With Mitt Romney having all but clinched the Republican presidential nomination, he'll now have to work to unify the party behind his candidacy.
But that might not be as easy as it sounds.
And despite the fact Romney's chief rival bowed out, Newt Gingrich and Ron Paul vowed to campaign on. While they are unlikely to pose a major threat, they could prove an annoyance as Romney shifts into general-election mode.
Romney certainly took some hits throughout the Republican primary process, and he enters the general election as an underdog to President Obama.
Some GOP kingmakers got behind Romney early, while others actively worked against his bid. In the weeks ahead, Romney will strive to bring the GOP together. But he will not forget who opposed him. Politicians never do.
The winners and losers of Romney’s victory follow.
Republican leaders in Congress. Speaker John Boehner (R-Ohio) and Senate Minority Leader Mitch McConnell (R-Ky.) refrained from endorsing, but their deputies — Reps. Eric Cantor (R-Va.) and Kevin McCarthy (R-Calif.) and Sen. John Thune (R-S.D.) — all backed Romney. Boehner and McConnell knew that anyone but Romney could have significantly hurt Republicans down ballot come November. Romney’s win increases the chances Boehner will remain Speaker and McConnell will become majority leader in 2013.
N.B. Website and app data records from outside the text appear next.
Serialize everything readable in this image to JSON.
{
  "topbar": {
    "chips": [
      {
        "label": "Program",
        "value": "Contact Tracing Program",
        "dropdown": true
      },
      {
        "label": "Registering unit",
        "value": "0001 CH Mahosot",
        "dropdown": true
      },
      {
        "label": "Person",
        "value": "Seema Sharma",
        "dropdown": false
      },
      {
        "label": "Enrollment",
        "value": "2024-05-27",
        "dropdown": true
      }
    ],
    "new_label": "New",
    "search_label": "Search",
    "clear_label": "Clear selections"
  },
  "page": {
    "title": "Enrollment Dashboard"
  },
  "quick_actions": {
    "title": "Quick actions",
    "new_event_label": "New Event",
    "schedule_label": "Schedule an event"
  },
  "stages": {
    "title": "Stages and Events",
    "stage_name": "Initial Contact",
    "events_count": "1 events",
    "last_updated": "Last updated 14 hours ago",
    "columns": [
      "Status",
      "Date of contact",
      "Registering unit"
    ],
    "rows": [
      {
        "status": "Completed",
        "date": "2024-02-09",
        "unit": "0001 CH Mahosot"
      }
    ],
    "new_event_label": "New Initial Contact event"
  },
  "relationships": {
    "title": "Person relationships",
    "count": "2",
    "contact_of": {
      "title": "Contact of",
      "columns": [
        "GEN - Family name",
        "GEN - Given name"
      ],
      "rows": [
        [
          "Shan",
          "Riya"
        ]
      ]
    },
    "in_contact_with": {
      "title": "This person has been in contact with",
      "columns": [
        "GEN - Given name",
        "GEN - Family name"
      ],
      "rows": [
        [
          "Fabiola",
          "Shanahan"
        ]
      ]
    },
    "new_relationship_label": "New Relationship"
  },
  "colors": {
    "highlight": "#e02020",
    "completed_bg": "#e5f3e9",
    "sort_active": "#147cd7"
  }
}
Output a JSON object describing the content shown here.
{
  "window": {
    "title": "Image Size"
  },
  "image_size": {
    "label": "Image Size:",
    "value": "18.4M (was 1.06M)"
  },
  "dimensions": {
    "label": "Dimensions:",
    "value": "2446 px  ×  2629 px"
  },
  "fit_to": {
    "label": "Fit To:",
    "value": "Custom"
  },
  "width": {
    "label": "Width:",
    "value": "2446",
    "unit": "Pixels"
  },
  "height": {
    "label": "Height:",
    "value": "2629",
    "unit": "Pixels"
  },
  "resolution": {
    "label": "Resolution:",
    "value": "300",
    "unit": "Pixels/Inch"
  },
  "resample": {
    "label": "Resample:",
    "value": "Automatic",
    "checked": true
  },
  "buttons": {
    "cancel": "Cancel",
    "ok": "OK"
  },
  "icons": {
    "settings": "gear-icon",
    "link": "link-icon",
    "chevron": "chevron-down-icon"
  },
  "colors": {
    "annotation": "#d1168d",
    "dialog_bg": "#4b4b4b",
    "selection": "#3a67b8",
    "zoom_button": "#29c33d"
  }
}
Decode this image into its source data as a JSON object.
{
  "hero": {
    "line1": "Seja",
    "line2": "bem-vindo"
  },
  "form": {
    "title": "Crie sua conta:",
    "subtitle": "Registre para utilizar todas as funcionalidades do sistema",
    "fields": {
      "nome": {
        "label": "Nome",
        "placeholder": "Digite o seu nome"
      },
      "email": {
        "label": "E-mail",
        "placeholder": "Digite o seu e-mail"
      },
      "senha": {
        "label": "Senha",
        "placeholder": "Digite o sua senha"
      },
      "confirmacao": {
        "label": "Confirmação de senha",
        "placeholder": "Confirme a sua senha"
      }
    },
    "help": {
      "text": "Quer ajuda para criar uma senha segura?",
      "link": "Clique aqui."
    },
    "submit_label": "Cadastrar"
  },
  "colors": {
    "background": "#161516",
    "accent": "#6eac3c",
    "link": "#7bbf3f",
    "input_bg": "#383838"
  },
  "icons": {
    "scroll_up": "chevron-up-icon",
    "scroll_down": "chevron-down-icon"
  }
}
Centrist Republicans. In 2008, Romney ran as the conservative alternative to Sen. John McCain (R-Ariz.). Whether it was fair or not, Romney was viewed as the centrist candidate this time around. Centrists in the GOP don’t often get their way, but Republicans like Reps. Charlie Bass (N.H.), Dave Reichert (Wash.) and Steven LaTourette (Ohio) are breathing easier now.
The business wing of the GOP. Romney ran on his business background and industry leaders backed his candidacy. Social conservatives, worried about Romney’s change of position on abortion, coalesced behind former Sen. Rick Santorum (R-Pa.). In this intraparty battle, business interests won out.
National Review. Late last year, the conservative publication ripped Newt Gingrich as he was moving up in the polls. The article didn’t pull any punches, but the cover illustration of Gingrich as Marvin the Martian stunned many in the GOP. The magazine, which was founded by the late William F. Buckley Jr., took a lot of heat for its cover. Gingrich subsequently faded.
The Tea Party. Polls show that the Tea Party has lost some of its clout, and Romney’s victory is yet another indication that it is not nearly as strong as it was in 2010. Former House Majority Leader Dick Armey (R-Texas), who founded the Tea Party-affiliated FreedomWorks, has openly criticized Romney. Frustrated by Romney’s success in the primary, Armey earlier this year said he was focusing on electing conservatives to Congress. Last month, after it was apparent Romney had the nomination wrapped up, FreedomWorks dropped its opposition to the former Massachusetts governor.
Rush Limbaugh, a champion of the Tea Party movement, hasn’t been enamored with Romney. The conservative talk-show host last fall said the former Massachusetts governor “is not a conservative.” Months earlier, Limbaugh lambasted Romney’s remarks on global warming, suggesting they were the kiss of death. At the time, Limbaugh said, “Bye-bye, nomination.”
Social conservatives. Leaders of the movement rallied around Santorum, but it was too little, too late. Bob Vander Plaats, the influential social conservative leader in Iowa, tried everything he could to prevent Romney from winning. At times, Vander Plaats — who backed Santorum — seemed to be making headway. But the multi-candidate field, coupled with Romney’s vast resources, was too much to overcome. Vander Plaats has said he would vote for Romney over Obama.
Bobby Jindal. The Louisiana governor was an early backer of Texas Gov. Rick Perry (R), and that move backfired. And while the former congressman has been mentioned as a possible running mate to Romney, he is not a leading contender.
President Obama. The president’s reelection team has been preparing for a Romney win, partly because it fears him the most. Democrats briefly relished the idea of a Gingrich-versus-Obama matchup. Rep. Barney Frank (D-Mass.) said a Gingrich primary win would be the best thing to happen to Democrats since Barry Goldwater. Obama is in better political shape than he was last fall and one of the reasons is Romney’s long march to the nomination. Yet independent political handicappers say that Romney has a decent chance to beat Obama.